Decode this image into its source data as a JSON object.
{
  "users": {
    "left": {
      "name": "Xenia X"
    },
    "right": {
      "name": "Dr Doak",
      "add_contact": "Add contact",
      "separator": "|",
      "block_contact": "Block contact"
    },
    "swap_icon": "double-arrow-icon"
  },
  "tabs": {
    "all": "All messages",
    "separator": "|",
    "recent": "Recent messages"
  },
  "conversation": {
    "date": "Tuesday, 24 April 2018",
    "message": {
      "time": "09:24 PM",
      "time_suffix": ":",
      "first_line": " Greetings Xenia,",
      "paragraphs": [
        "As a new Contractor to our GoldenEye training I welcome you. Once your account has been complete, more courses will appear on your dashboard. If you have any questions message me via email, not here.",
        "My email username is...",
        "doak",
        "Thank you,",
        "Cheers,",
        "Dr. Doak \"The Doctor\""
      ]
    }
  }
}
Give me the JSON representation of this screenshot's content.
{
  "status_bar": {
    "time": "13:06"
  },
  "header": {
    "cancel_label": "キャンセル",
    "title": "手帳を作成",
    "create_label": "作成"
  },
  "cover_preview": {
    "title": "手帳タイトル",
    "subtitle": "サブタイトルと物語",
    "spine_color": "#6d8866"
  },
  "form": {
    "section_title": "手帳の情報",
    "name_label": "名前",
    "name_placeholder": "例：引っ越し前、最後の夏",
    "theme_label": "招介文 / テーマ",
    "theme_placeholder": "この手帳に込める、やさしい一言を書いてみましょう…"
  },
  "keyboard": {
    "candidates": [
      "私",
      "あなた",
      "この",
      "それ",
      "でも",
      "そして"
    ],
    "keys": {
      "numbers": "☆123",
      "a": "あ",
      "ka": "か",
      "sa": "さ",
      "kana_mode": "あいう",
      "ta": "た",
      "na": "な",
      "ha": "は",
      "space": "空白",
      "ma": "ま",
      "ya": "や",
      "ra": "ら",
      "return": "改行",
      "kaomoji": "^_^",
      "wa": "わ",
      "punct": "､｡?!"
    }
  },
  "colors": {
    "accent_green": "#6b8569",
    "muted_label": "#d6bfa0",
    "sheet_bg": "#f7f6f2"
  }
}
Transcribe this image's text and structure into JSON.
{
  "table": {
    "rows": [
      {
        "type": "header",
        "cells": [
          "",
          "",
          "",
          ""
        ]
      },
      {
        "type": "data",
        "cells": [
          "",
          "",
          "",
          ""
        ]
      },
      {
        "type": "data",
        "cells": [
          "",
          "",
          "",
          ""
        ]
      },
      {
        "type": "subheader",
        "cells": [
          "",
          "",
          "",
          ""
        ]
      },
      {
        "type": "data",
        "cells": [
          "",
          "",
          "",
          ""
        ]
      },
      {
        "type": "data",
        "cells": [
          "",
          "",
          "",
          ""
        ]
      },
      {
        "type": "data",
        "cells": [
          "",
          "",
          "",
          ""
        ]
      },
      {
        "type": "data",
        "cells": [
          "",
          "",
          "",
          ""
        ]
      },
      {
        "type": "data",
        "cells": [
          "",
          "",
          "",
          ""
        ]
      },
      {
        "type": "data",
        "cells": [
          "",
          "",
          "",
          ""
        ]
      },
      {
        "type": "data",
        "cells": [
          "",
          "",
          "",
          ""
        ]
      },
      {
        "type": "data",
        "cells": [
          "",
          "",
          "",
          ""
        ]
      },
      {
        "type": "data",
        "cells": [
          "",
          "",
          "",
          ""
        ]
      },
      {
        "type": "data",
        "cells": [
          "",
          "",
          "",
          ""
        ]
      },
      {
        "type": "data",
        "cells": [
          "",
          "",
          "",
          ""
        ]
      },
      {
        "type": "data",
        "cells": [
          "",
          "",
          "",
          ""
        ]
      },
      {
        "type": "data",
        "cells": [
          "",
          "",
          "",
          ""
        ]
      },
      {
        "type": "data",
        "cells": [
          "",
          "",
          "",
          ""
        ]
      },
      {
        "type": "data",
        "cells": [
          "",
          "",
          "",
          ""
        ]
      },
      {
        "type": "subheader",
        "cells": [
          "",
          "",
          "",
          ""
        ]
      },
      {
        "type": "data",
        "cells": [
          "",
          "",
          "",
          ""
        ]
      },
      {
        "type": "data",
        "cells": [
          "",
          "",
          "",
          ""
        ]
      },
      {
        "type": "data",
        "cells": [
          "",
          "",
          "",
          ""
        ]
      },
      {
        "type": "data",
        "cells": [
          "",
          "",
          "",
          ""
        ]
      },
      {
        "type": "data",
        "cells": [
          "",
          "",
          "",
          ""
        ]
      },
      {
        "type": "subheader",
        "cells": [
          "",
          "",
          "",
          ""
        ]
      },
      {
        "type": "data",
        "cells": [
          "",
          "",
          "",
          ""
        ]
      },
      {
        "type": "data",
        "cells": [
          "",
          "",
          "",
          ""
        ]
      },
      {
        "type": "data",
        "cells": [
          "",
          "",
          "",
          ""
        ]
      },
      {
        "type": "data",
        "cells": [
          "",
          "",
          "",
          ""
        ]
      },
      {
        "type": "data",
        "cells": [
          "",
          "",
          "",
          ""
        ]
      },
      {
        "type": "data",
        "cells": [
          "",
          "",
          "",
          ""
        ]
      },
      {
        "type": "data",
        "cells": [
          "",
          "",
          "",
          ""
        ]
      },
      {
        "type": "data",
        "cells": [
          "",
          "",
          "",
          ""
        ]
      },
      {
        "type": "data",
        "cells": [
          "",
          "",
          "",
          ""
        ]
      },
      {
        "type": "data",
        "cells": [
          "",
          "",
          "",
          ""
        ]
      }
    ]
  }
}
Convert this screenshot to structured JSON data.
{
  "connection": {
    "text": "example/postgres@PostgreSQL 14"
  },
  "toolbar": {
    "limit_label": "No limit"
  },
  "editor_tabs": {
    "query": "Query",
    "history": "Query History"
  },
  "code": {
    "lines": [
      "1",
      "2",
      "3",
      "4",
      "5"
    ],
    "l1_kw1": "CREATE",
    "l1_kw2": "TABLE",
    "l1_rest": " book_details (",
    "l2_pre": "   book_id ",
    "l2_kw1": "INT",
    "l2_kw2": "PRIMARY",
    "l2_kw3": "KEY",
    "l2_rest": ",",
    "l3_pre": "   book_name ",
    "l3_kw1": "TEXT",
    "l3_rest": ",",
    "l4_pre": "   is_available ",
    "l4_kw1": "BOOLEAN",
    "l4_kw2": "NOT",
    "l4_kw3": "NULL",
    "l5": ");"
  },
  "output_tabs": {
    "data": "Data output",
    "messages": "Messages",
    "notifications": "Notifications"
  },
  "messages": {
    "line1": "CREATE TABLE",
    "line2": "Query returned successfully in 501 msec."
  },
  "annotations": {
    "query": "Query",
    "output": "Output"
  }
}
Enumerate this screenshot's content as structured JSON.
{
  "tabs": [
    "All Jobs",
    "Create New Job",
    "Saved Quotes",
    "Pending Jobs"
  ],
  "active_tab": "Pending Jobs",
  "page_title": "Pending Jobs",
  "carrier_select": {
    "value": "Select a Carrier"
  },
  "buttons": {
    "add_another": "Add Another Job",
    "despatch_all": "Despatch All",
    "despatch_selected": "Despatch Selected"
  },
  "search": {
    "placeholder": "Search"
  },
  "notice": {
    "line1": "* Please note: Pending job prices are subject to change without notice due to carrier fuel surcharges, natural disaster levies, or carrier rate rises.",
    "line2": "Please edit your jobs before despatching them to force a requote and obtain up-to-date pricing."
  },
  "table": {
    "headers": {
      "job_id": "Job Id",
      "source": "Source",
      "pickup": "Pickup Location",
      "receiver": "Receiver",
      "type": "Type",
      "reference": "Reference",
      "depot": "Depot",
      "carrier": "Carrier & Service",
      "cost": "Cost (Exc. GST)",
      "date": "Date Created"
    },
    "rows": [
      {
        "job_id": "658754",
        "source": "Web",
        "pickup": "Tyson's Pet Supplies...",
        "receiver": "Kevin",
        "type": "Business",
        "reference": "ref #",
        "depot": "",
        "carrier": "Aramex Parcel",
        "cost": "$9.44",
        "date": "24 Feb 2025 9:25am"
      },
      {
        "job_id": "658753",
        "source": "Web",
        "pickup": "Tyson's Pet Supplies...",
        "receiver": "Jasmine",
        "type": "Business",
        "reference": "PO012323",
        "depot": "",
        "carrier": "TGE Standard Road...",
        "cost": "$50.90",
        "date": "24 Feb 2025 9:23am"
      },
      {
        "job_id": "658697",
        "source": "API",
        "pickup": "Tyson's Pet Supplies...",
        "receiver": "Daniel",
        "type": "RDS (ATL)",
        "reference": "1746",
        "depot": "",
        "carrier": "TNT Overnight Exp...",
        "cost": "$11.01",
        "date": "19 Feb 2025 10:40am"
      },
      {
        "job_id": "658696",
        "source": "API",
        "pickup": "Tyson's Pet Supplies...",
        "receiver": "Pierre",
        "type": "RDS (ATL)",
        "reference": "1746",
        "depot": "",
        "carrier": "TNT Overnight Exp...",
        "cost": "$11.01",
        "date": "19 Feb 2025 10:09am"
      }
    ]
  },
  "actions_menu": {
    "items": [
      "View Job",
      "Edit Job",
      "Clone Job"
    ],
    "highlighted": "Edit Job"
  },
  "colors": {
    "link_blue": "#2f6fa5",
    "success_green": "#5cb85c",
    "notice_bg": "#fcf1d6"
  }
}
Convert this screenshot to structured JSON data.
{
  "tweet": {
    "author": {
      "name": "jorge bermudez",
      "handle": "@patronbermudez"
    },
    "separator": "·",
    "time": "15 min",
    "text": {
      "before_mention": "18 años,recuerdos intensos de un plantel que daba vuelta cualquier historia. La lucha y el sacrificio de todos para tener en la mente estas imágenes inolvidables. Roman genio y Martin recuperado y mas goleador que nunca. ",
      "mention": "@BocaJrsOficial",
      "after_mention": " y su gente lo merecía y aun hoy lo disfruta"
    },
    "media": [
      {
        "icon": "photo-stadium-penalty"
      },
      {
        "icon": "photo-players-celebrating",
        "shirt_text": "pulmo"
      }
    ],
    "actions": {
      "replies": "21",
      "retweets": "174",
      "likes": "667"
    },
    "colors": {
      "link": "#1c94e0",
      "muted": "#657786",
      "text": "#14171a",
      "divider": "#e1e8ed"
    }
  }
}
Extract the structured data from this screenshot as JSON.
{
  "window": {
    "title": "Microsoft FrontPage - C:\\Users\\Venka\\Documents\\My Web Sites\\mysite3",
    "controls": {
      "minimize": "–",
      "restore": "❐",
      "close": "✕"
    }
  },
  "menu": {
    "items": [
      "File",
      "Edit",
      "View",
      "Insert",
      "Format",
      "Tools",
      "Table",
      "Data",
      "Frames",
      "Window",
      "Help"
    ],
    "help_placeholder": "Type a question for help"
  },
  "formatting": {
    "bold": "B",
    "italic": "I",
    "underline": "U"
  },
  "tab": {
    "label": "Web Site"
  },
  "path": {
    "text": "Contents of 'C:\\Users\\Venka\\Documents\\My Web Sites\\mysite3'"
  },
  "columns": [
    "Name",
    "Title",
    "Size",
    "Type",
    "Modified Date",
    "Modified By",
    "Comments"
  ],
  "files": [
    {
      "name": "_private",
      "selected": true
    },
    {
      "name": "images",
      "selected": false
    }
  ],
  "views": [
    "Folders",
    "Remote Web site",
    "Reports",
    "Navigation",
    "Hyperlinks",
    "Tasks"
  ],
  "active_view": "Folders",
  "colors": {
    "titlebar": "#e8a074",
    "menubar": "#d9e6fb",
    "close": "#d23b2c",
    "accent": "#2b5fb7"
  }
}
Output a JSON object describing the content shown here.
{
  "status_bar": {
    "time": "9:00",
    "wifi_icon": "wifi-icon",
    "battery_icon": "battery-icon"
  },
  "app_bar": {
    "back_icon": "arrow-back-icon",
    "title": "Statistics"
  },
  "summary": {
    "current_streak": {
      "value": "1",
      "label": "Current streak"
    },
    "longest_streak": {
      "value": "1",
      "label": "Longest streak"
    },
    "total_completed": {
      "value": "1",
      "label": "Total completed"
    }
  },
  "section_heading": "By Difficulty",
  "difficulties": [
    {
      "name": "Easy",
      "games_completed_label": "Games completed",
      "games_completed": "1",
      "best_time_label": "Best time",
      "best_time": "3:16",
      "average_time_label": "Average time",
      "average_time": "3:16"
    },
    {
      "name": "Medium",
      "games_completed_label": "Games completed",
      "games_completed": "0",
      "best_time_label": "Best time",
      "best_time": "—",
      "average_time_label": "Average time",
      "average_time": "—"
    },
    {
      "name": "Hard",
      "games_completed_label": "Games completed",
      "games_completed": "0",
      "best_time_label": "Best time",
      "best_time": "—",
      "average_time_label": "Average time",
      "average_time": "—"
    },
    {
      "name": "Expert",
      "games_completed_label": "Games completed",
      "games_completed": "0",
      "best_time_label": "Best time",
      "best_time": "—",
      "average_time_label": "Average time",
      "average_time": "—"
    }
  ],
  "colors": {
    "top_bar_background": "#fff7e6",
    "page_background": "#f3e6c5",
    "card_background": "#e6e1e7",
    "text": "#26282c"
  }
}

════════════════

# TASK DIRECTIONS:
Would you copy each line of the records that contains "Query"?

# TASK SOLUTION:
    "query": "Query",
    "history": "Query History"
    "line2": "Query returned successfully in 501 msec."
    "query": "Query",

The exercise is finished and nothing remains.